Repeat, word for word, each of the records shown below, without their pictures.
[Supplied information — start]
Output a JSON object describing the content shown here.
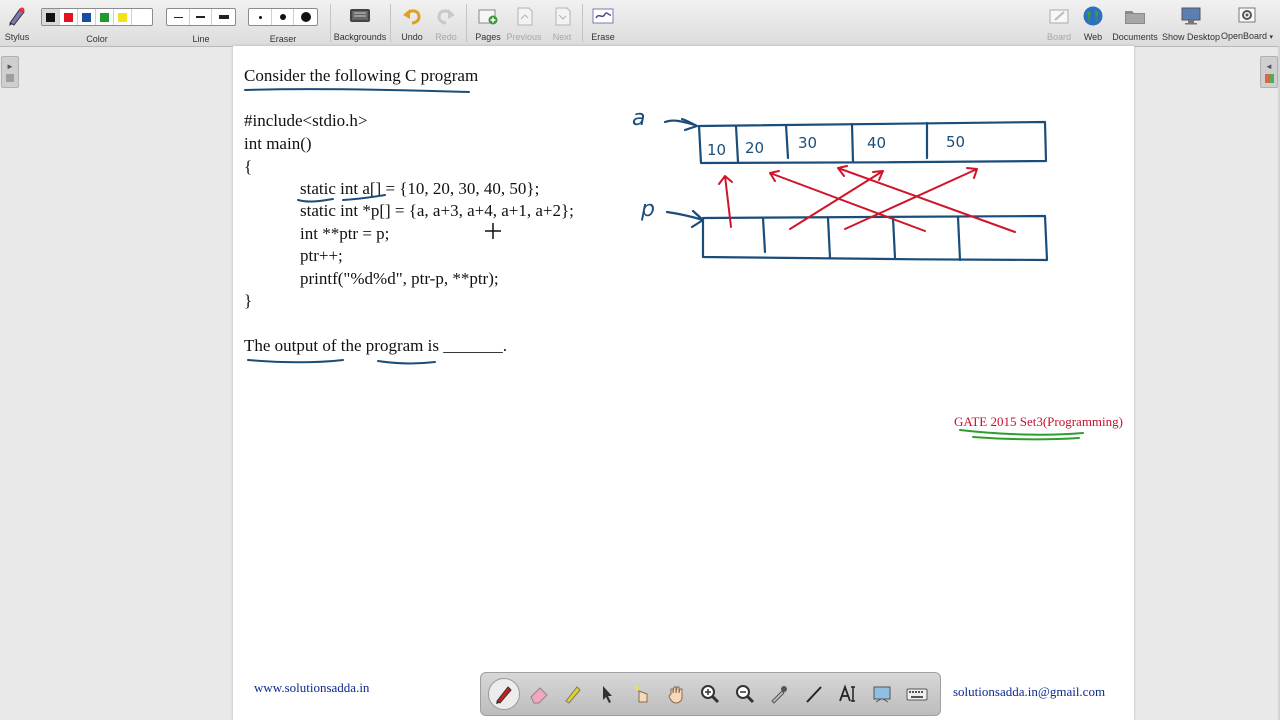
{
  "toolbar": {
    "stylus_label": "Stylus",
    "color_label": "Color",
    "line_label": "Line",
    "eraser_label": "Eraser",
    "backgrounds_label": "Backgrounds",
    "undo_label": "Undo",
    "redo_label": "Redo",
    "pages_label": "Pages",
    "previous_label": "Previous",
    "next_label": "Next",
    "erase_label": "Erase",
    "board_label": "Board",
    "web_label": "Web",
    "documents_label": "Documents",
    "show_desktop_label": "Show Desktop",
    "openboard_label": "OpenBoard",
    "colors": [
      "#111111",
      "#e0141a",
      "#1a4fa0",
      "#1f9b2e",
      "#f2e21c"
    ],
    "selected_color": "#111111"
  },
  "page": {
    "heading": "Consider the following C program",
    "code": [
      "#include<stdio.h>",
      "int main()",
      "{",
      "static int a[] = {10, 20, 30, 40, 50};",
      "static int *p[] = {a, a+3, a+4, a+1, a+2};",
      "int **ptr = p;",
      "ptr++;",
      "printf(\"%d%d\", ptr-p, **ptr);",
      "}"
    ],
    "question": "The output of the program is _______.",
    "source_tag": "GATE 2015 Set3(Programming)",
    "footer_left": "www.solutionsadda.in",
    "footer_right": "solutionsadda.in@gmail.com"
  },
  "annotations": {
    "label_a": "a",
    "label_p": "p",
    "array_a_values": [
      "10",
      "20",
      "30",
      "40",
      "50"
    ],
    "ink_blue": "#1b4d7a",
    "ink_red": "#d0152b",
    "ink_green": "#2e9e2e"
  },
  "palette": {
    "tools": [
      "pen-icon",
      "eraser-icon",
      "highlighter-icon",
      "pointer-icon",
      "laser-pointer-icon",
      "hand-icon",
      "zoom-in-icon",
      "zoom-out-icon",
      "color-picker-icon",
      "line-icon",
      "text-icon",
      "capture-icon",
      "keyboard-icon"
    ],
    "selected": "pen-icon"
  }
}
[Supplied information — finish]
> _Your solution_
Output a JSON object describing the content shown here.
{
  "toolbar": {
    "stylus_label": "Stylus",
    "color_label": "Color",
    "line_label": "Line",
    "eraser_label": "Eraser",
    "backgrounds_label": "Backgrounds",
    "undo_label": "Undo",
    "redo_label": "Redo",
    "pages_label": "Pages",
    "previous_label": "Previous",
    "next_label": "Next",
    "erase_label": "Erase",
    "board_label": "Board",
    "web_label": "Web",
    "documents_label": "Documents",
    "show_desktop_label": "Show Desktop",
    "openboard_label": "OpenBoard",
    "colors": [
      "#111111",
      "#e0141a",
      "#1a4fa0",
      "#1f9b2e",
      "#f2e21c"
    ],
    "selected_color": "#111111"
  },
  "page": {
    "heading": "Consider the following C program",
    "code": [
      "#include<stdio.h>",
      "int main()",
      "{",
      "static int a[] = {10, 20, 30, 40, 50};",
      "static int *p[] = {a, a+3, a+4, a+1, a+2};",
      "int **ptr = p;",
      "ptr++;",
      "printf(\"%d%d\", ptr-p, **ptr);",
      "}"
    ],
    "question": "The output of the program is _______.",
    "source_tag": "GATE 2015 Set3(Programming)",
    "footer_left": "www.solutionsadda.in",
    "footer_right": "solutionsadda.in@gmail.com"
  },
  "annotations": {
    "label_a": "a",
    "label_p": "p",
    "array_a_values": [
      "10",
      "20",
      "30",
      "40",
      "50"
    ],
    "ink_blue": "#1b4d7a",
    "ink_red": "#d0152b",
    "ink_green": "#2e9e2e"
  },
  "palette": {
    "tools": [
      "pen-icon",
      "eraser-icon",
      "highlighter-icon",
      "pointer-icon",
      "laser-pointer-icon",
      "hand-icon",
      "zoom-in-icon",
      "zoom-out-icon",
      "color-picker-icon",
      "line-icon",
      "text-icon",
      "capture-icon",
      "keyboard-icon"
    ],
    "selected": "pen-icon"
  }
}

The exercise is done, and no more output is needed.